-- PROBLEM TO WORK ON --
Where a line of the data below has the string "thanking", copy that line.

Element data from apps and pages:

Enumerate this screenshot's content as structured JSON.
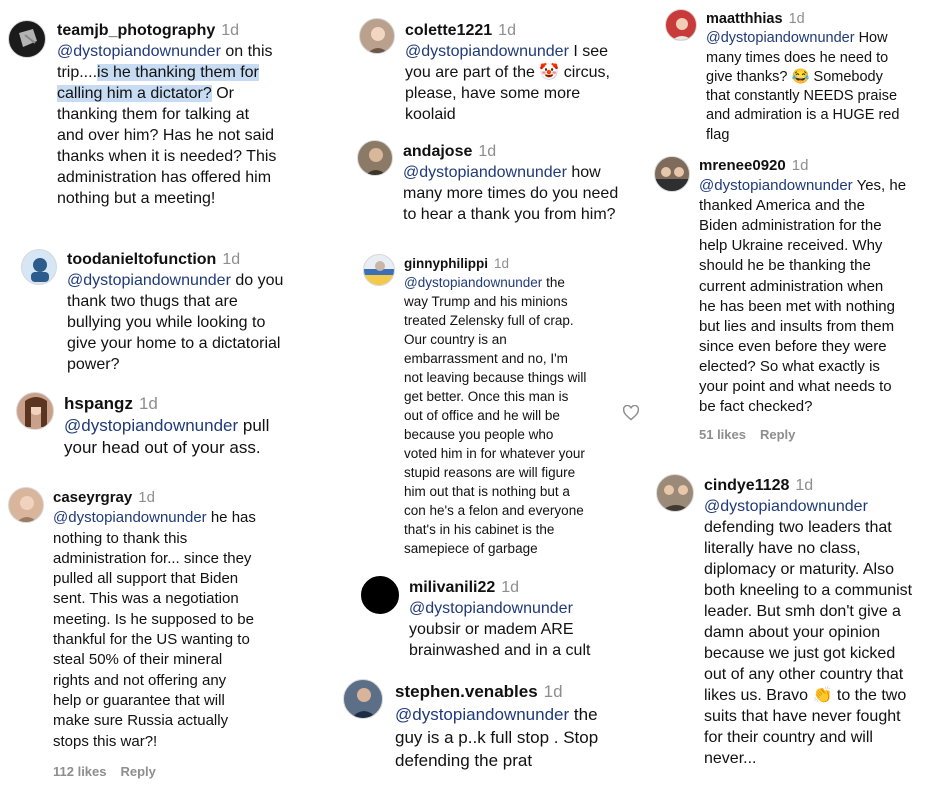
{
  "time_label": "1d",
  "col1": {
    "c1": {
      "user": "teamjb_photography",
      "mention": "@dystopiandownunder",
      "lines": [
        "on this",
        "trip....",
        "is he thanking them for",
        "calling him a dictator?",
        "Or",
        "thanking them for talking at",
        "and over him? Has he not said",
        "thanks when it is needed? This",
        "administration has offered him",
        "nothing but a meeting!"
      ]
    },
    "c2": {
      "user": "toodanieltofunction",
      "mention": "@dystopiandownunder",
      "lines": [
        "do you",
        "thank two thugs that are",
        "bullying you while looking to",
        "give your home to a dictatorial",
        "power?"
      ]
    },
    "c3": {
      "user": "hspangz",
      "mention": "@dystopiandownunder",
      "lines": [
        "pull",
        "your head out of your ass."
      ]
    },
    "c4": {
      "user": "caseyrgray",
      "mention": "@dystopiandownunder",
      "lines": [
        "he has",
        "nothing to thank this",
        "administration for... since they",
        "pulled all support that Biden",
        "sent. This was a negotiation",
        "meeting. Is he supposed to be",
        "thankful for the US wanting to",
        "steal 50% of their mineral",
        "rights and not offering any",
        "help or guarantee that will",
        "make sure Russia actually",
        "stops this war?!"
      ],
      "likes": "112 likes",
      "reply": "Reply"
    }
  },
  "col2": {
    "c1": {
      "user": "colette1221",
      "mention": "@dystopiandownunder",
      "lines": [
        "I see",
        "you are part of the",
        "🤡",
        "circus,",
        "please, have some more",
        "koolaid"
      ]
    },
    "c2": {
      "user": "andajose",
      "mention": "@dystopiandownunder",
      "lines": [
        "how",
        "many more times do you need",
        "to hear a thank you from him?"
      ]
    },
    "c3": {
      "user": "ginnyphilippi",
      "mention": "@dystopiandownunder",
      "lines": [
        "the",
        "way Trump and his minions",
        "treated Zelensky full of crap.",
        "Our country is an",
        "embarrassment and no, I'm",
        "not leaving because things will",
        "get better. Once this man is",
        "out of office and he will be",
        "because you people who",
        "voted him in for whatever your",
        "stupid reasons are will figure",
        "him out that is nothing but a",
        "con he's a felon and everyone",
        "that's in his cabinet is the",
        "samepiece of garbage"
      ],
      "heart_icon": "heart-outline"
    },
    "c4": {
      "user": "milivanili22",
      "mention": "@dystopiandownunder",
      "lines": [
        "youbsir or madem ARE",
        "brainwashed and in a cult"
      ]
    },
    "c5": {
      "user": "stephen.venables",
      "mention": "@dystopiandownunder",
      "lines": [
        "the",
        "guy is a p..k full stop . Stop",
        "defending the prat"
      ]
    }
  },
  "col3": {
    "c1": {
      "user": "maatthhias",
      "mention": "@dystopiandownunder",
      "lines": [
        "How",
        "many times does he need to",
        "give thanks?",
        "😂",
        "Somebody",
        "that constantly NEEDS praise",
        "and admiration is a HUGE red",
        "flag"
      ]
    },
    "c2": {
      "user": "mrenee0920",
      "mention": "@dystopiandownunder",
      "lines": [
        "Yes, he",
        "thanked America and the",
        "Biden administration for the",
        "help Ukraine received. Why",
        "should he be thanking the",
        "current administration when",
        "he has been met with nothing",
        "but lies and insults from them",
        "since even before they were",
        "elected? So what exactly is",
        "your point and what needs to",
        "be fact checked?"
      ],
      "likes": "51 likes",
      "reply": "Reply"
    },
    "c3": {
      "user": "cindye1128",
      "mention": "@dystopiandownunder",
      "lines": [
        "defending two leaders that",
        "literally have no class,",
        "diplomacy or maturity. Also",
        "both kneeling to a communist",
        "leader. But smh don't give a",
        "damn about your opinion",
        "because we just got kicked",
        "out of any other country that",
        "likes us. Bravo",
        "👏",
        "to the two",
        "suits that have never fought",
        "for their country and will",
        "never..."
      ]
    }
  }
}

-- EXPECTED ANSWER --
        "is he thanking them for",
        "thanking them for talking at",
        "should he be thanking the",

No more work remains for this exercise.